By current head count, nine U.S. lawmakers are calling for an end to U.S. Immigration and Customs Enforcement, or ICE. One additional senator, Kamala Harris (D-Calif.), acknowledges the need for an ICE-type law enforcement agency but thinks “we need to probably think about starting from scratch.”
All ten, and their water carriers in the media, are getting pushback from an unlikely but knowledgeable source, former Homeland Security Secretary Jeh Johnson, who published an op-ed in the Washington Post titled “Abolishing ICE is not a serious policy proposal.”
Johnson, who oversaw the agency during the last three years of Barack Obama’s presidency, is frank and unwavering in his criticism of those who oppose ICE, which he considers an essential agency. “The outright abolition of ICE,” he writes, “would compromise public safety.”
While he doesn’t come right out and mention Donald Trump by name, he tacitly endorses the current president’s deployment of ICE, which is a continuation of the agency’s operations during the Obama years:

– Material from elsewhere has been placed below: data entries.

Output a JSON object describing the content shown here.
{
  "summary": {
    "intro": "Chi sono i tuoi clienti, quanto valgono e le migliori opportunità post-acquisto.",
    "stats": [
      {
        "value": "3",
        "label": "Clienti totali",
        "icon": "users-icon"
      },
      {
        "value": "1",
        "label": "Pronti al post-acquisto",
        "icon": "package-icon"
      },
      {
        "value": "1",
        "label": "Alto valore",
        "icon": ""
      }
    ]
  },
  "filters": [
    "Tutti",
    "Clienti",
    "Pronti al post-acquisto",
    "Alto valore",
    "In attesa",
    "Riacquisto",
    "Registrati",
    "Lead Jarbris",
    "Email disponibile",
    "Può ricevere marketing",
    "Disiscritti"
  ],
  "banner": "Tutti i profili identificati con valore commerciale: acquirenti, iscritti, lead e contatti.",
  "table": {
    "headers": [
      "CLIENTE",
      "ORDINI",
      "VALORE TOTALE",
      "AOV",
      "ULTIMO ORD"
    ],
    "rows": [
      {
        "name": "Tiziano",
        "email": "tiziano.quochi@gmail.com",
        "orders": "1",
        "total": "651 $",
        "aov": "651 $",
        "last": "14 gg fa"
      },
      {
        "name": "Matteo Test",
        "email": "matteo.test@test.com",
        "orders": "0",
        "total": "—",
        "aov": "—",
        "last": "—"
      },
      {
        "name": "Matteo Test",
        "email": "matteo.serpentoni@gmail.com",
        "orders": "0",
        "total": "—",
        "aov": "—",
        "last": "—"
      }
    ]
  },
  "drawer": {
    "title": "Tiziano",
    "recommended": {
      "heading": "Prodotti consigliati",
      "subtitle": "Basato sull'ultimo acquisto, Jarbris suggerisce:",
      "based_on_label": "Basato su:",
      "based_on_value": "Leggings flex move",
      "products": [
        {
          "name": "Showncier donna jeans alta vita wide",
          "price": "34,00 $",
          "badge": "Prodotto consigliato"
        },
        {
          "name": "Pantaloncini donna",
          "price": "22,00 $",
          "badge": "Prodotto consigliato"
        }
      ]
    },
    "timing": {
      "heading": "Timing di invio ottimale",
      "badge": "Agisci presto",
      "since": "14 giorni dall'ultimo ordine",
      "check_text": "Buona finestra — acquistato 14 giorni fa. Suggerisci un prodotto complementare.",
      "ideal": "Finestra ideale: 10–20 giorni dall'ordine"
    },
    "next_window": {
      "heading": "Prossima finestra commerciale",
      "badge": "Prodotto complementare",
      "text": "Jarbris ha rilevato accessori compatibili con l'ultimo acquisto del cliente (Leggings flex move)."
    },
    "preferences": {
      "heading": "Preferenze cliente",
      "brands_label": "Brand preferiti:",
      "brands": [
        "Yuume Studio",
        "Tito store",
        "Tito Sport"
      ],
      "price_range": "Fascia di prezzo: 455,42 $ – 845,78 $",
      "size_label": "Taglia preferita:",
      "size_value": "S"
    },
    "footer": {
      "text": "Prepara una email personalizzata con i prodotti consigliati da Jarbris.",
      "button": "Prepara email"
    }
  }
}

… President Barack Obama gave me the policy direction to focus ICE’s deportation resources on recent border crossers and those undocumented immigrants convicted of serious crimes. We did that. In those years, the number of deportations from the interior United States went down, but the percentage of those deported who were serious criminals went up. We stripped away the barriers that existed between ICE and so-called sanctuary cities. By the time I left office, 21 of the 25 largest jurisdictions that had refused to comply with ICE detainers — written requests to delay the release of people arrested by local law enforcement — had signaled a willingness to work with ICE again in pursuit of the most dangerous undocumented criminals.
If there is solace for Democrats anywhere in Johnson’s column, it is toward the end, where he writes:
… I constantly reminded ICE leadership that controversial, high-profile cases of fathers torn from their families and students pulled from their schools for deportation would turn ICE into a pariah in the very communities where its agents must work, and would threaten to undermine ICE’s larger public-safety mission. I regret to watch that happening now, as ICE is vilified across the country and sanctuary cities are emboldened to proclaim themselves as such.
But here Johnson is being duplicitous. As noted in a recent post, the number of juveniles under the age of 18 separated from their legal adult guardians in 2016, Obama’s last year in office, was 61,254. That figure is 3,000 higher than the number of separated minors during Donald Trump’s first year. ICE didn’t become a pariah on Obama’s watch because the press chose not to report these stories.